By Dave Andrusko
The only surprising part of the decision by Planned Parenthood of the Heartland to challenge Iowa’s new law requiring a 24 hour period of reflection after an abortion-minded woman has her first appointment is that it took over a week to file and before pro-life Gov. Kim Reynolds has signed the bill into law.
Yesterday they filed a lawsuit in Johnson County District Court seeking an injunction against the bill which passed June 14. The lawsuit can be read here.
As the legislative session came to an end in mid-June, the bill passed the state House on a vote of 53-42 and the state Senate by an almost two-to-one margin of 31-16.
“Waiting periods help ensure that decisions are made not under duress and not under undue influences,” State Rep. Sandy Salmon, R-Janesville explained. “It’s the hope that after taking time to consider it, a woman would choose life over death.”
That’s not the way Planned Parenthood of the Heartland sees it. Erin Davison-Rippey, Planned Parenthood’s Iowa executive director, said at a press conference Tuesday “the waiting period would force women to go to an extra appointment before receiving an abortion. That is medically unnecessary and could take several extra days or even weeks,” reported Tony Leyes for the Des Moines Register. “Forced waiting periods do not change minds,” she said.

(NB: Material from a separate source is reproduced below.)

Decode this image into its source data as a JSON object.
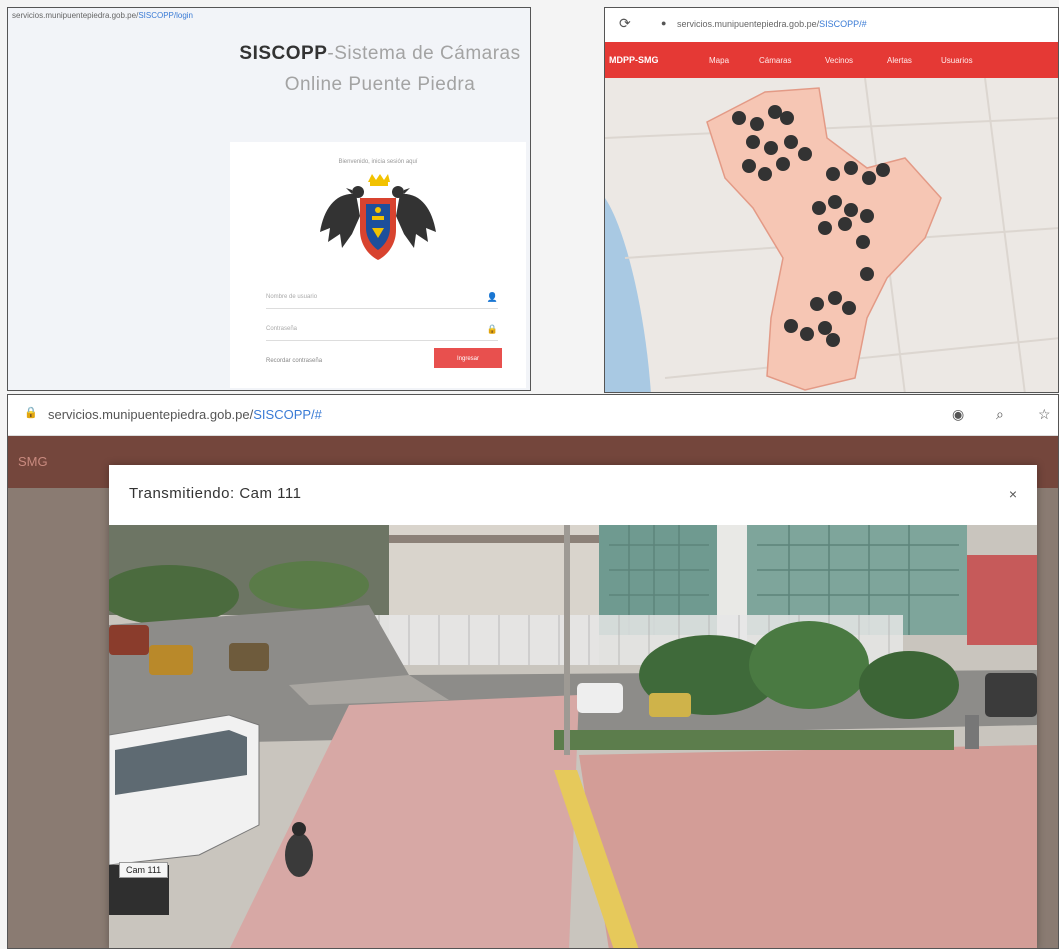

Once Gov. Reynolds signs the bill, its implementation date is July 1.
The Des Moines Register’s Stephen Gruber-Miller and Ian Richardson reported that “The bill says a woman could not have an abortion for at least 24 hours after an initial appointment. At that appointment, the woman would have to be given the opportunity to view an ultrasound scan of the fetus and information about abortion and other options, including adoption.”
Ingrid Duran, Director of State Legislation for NRLC, told NRL News Today, “Waiting periods before an abortion are critical for saving the lives of innocent children and ensuring that women have a right to know and weigh all of the facts prior to an abortion. Twenty-nine states have established laws ensuring that mothers are given a period of time to reflect before making a life and death decision,”
This is not the first time Iowa will have a waiting period. In 2017, Iowa passed a law requiring that women wait 72 hours before having an abortion, be given the opportunity to view an ultrasound scan, and be provided with information about alternatives. The following year, however, the Iowa Supreme Court overturned the law in a decision written by Chief Justice Mark Cady.
But there has been considerable turnover in the seven-member Iowa Supreme Court since 2018. “Reynolds, a Republican, has appointed four new justices to the court, replacing two Democrat-appointed justices and two Republican-appointed justices,” according to Sam Sides. “Republican governors have now appointed six of the court’s members.”
In explaining the reasoning behind the 24-hour waiting period, Rep. Shannon Lundgren, the bill’s floor manager, said, “24 hours is not an unreasonable amount of time to think about a decision that impacts more than just one life,”
On the House floor, Lundgren also reminded colleagues that
other waiting periods in Iowa law, such as the three-day waiting period required after a child’s birth before a parent can put the child up for adoption and the 90-day period that must pass between the time a divorce decree is served and the marriage is dissolved.